▶ _INSTRUCTIONS TO FOLLOW_: Take from the listing each line that has the string "false".

▶ _RECORD EXTRACTS_:

[Start of Attachment]

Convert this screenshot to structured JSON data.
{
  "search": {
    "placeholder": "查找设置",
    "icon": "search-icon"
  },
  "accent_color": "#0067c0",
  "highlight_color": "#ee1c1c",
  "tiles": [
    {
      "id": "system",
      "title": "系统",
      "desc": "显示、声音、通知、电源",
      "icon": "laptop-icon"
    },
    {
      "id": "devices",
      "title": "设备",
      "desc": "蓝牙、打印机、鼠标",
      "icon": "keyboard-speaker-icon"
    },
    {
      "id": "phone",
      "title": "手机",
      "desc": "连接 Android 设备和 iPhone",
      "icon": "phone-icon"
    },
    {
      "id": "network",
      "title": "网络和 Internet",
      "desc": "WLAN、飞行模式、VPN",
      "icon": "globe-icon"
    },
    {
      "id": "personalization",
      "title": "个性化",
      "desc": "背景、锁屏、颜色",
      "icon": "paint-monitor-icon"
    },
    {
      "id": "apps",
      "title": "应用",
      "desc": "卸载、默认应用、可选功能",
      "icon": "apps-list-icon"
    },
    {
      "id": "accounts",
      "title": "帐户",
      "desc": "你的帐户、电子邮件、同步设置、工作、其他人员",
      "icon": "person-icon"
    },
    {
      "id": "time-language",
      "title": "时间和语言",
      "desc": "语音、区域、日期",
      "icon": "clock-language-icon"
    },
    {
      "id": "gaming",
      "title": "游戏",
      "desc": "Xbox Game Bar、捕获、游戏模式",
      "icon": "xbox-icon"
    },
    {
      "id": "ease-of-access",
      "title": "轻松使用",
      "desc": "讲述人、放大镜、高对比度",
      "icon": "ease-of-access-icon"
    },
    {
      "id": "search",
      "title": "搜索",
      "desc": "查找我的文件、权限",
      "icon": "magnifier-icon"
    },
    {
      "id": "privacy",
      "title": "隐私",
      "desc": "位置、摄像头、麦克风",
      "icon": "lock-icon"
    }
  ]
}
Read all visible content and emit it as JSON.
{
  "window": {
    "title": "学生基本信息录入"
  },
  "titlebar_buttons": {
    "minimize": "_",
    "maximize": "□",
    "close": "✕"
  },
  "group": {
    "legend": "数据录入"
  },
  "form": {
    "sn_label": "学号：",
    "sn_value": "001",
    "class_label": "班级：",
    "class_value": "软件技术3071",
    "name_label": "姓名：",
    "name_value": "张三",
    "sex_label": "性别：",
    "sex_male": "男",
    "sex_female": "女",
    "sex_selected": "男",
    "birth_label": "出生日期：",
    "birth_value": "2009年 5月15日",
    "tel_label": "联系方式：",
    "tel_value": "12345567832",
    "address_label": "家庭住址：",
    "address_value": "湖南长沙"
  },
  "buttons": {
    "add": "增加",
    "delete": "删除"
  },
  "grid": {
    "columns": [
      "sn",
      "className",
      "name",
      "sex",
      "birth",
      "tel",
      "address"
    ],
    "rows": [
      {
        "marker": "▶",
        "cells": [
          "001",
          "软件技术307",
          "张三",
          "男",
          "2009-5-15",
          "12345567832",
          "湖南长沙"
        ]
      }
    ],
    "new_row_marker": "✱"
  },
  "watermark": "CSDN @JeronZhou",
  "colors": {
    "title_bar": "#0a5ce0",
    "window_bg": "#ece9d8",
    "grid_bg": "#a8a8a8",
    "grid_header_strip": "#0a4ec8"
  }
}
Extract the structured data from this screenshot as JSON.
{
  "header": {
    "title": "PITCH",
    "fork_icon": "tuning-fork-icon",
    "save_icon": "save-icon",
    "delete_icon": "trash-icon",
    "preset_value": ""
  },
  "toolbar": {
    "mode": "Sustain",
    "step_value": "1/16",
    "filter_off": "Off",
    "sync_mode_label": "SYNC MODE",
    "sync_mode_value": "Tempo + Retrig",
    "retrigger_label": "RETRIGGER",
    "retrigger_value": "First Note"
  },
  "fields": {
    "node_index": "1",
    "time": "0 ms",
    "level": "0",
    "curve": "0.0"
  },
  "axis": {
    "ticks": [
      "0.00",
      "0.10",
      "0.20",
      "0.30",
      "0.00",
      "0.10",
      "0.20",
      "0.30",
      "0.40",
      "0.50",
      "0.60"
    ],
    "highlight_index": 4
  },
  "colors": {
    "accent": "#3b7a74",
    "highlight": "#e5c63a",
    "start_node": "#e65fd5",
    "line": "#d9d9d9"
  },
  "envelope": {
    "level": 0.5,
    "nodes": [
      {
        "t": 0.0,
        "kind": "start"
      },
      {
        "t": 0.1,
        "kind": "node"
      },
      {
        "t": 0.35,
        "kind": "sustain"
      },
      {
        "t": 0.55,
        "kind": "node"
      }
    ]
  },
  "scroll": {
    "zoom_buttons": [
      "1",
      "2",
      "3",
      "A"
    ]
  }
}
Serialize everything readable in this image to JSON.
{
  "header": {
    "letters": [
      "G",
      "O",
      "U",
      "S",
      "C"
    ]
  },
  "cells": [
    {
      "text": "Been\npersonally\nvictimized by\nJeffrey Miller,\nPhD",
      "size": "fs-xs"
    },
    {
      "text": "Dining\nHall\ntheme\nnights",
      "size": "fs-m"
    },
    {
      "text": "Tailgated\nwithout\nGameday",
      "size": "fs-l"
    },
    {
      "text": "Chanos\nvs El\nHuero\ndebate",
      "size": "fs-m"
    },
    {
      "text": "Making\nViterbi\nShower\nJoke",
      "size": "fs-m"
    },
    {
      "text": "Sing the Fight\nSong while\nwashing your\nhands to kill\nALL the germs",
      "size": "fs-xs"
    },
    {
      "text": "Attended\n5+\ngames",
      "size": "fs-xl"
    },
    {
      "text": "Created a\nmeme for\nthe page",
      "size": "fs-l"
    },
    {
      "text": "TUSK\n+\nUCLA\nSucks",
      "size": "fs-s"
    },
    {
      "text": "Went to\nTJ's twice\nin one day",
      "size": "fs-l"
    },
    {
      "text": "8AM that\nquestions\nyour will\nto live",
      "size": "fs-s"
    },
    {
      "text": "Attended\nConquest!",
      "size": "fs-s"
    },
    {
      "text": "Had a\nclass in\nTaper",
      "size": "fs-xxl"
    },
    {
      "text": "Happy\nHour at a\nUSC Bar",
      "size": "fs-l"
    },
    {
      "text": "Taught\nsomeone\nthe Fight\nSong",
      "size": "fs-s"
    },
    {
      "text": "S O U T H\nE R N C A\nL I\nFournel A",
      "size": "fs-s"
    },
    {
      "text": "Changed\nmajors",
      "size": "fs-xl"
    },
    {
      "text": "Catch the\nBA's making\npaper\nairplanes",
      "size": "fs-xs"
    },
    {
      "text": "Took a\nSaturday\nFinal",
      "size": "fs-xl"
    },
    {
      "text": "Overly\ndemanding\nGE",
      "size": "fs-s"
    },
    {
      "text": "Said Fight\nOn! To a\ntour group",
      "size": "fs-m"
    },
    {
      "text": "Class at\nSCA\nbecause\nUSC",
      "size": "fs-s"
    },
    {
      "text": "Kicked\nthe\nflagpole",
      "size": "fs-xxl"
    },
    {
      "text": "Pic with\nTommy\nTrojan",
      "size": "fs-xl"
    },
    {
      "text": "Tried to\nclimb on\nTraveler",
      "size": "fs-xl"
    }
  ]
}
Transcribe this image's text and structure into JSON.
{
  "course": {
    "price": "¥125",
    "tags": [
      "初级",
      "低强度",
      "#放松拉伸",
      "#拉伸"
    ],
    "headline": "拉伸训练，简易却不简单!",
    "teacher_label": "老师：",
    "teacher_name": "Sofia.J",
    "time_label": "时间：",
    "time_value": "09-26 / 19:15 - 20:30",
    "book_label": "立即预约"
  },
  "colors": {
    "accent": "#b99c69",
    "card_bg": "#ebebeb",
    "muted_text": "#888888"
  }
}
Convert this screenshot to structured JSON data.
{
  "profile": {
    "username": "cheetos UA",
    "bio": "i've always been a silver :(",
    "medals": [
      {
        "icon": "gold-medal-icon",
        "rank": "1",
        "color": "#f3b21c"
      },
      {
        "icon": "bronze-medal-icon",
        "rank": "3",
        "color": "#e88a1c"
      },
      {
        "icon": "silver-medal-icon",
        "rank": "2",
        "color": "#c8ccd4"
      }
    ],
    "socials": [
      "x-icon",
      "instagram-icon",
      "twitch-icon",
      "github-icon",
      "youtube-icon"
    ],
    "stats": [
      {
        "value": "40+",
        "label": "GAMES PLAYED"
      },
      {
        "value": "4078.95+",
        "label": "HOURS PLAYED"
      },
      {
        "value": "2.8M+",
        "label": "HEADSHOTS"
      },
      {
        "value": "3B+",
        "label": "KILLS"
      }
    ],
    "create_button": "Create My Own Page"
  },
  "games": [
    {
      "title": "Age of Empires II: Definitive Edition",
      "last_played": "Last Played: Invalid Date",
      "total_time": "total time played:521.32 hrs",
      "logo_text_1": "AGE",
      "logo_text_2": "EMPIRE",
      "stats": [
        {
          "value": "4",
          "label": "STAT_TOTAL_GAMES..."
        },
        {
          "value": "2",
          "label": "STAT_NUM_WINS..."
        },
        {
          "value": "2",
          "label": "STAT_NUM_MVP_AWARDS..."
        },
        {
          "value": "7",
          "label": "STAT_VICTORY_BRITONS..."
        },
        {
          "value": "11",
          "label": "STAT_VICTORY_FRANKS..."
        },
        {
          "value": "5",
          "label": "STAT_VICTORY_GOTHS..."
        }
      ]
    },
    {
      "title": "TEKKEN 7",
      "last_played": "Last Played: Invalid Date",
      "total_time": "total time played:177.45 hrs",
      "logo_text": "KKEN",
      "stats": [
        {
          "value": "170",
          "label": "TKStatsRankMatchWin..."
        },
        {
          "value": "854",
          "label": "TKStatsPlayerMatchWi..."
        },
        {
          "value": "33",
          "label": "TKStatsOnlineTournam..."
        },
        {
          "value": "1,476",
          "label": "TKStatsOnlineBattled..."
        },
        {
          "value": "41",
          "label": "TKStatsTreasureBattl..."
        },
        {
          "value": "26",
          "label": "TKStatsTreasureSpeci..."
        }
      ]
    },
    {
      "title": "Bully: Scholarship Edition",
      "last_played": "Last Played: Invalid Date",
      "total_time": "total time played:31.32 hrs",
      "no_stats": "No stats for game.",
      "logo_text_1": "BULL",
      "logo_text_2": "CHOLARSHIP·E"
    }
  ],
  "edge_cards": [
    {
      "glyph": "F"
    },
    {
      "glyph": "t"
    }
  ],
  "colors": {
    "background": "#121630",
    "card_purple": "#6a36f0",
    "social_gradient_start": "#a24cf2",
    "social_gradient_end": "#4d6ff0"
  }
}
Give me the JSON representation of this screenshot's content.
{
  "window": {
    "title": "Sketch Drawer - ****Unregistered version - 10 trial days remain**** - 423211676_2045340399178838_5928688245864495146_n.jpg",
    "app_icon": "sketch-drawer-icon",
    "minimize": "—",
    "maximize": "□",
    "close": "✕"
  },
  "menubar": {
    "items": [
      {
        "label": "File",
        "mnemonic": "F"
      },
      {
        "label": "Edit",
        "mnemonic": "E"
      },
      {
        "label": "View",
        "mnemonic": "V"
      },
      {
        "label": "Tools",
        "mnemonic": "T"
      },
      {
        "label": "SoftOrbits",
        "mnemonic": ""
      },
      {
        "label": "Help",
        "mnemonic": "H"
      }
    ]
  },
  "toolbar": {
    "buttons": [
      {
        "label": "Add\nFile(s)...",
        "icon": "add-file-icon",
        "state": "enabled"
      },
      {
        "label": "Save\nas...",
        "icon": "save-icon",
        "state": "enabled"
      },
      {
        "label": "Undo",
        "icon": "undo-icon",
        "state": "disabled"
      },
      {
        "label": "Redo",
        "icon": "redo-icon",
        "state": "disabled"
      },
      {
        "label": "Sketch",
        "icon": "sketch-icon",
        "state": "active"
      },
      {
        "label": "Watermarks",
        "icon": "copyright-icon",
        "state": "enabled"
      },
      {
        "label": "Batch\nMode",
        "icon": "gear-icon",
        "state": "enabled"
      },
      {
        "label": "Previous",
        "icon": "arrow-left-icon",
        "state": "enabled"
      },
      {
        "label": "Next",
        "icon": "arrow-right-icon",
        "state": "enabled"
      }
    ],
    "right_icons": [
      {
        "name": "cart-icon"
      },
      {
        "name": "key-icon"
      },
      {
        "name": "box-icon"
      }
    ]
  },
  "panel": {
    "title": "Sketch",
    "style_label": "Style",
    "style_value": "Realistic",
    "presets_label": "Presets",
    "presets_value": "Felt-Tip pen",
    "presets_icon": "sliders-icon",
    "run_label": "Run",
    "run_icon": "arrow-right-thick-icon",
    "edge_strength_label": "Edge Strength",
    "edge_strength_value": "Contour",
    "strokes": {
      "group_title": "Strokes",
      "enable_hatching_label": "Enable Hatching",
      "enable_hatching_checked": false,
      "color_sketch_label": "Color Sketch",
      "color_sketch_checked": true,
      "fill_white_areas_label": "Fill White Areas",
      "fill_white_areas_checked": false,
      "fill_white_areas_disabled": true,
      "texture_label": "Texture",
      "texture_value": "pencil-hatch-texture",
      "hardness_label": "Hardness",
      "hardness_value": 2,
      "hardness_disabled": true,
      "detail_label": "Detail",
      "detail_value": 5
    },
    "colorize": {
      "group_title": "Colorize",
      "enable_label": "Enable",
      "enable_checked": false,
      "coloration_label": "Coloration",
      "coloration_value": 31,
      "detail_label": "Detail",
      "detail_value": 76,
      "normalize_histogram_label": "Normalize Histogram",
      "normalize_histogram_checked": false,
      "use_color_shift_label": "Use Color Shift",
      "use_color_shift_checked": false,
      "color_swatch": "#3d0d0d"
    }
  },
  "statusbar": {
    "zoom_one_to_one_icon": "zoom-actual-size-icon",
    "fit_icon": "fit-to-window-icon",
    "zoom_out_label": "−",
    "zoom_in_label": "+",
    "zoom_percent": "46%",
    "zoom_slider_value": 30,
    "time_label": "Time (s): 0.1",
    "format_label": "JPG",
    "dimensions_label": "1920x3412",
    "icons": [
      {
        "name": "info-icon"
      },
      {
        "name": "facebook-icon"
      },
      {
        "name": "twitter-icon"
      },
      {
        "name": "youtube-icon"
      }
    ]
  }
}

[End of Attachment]

▶ _RESPONSE TO THE TASK_:
      "enable_hatching_checked": false,
      "fill_white_areas_checked": false,
      "enable_checked": false,
      "normalize_histogram_checked": false,
      "use_color_shift_checked": false,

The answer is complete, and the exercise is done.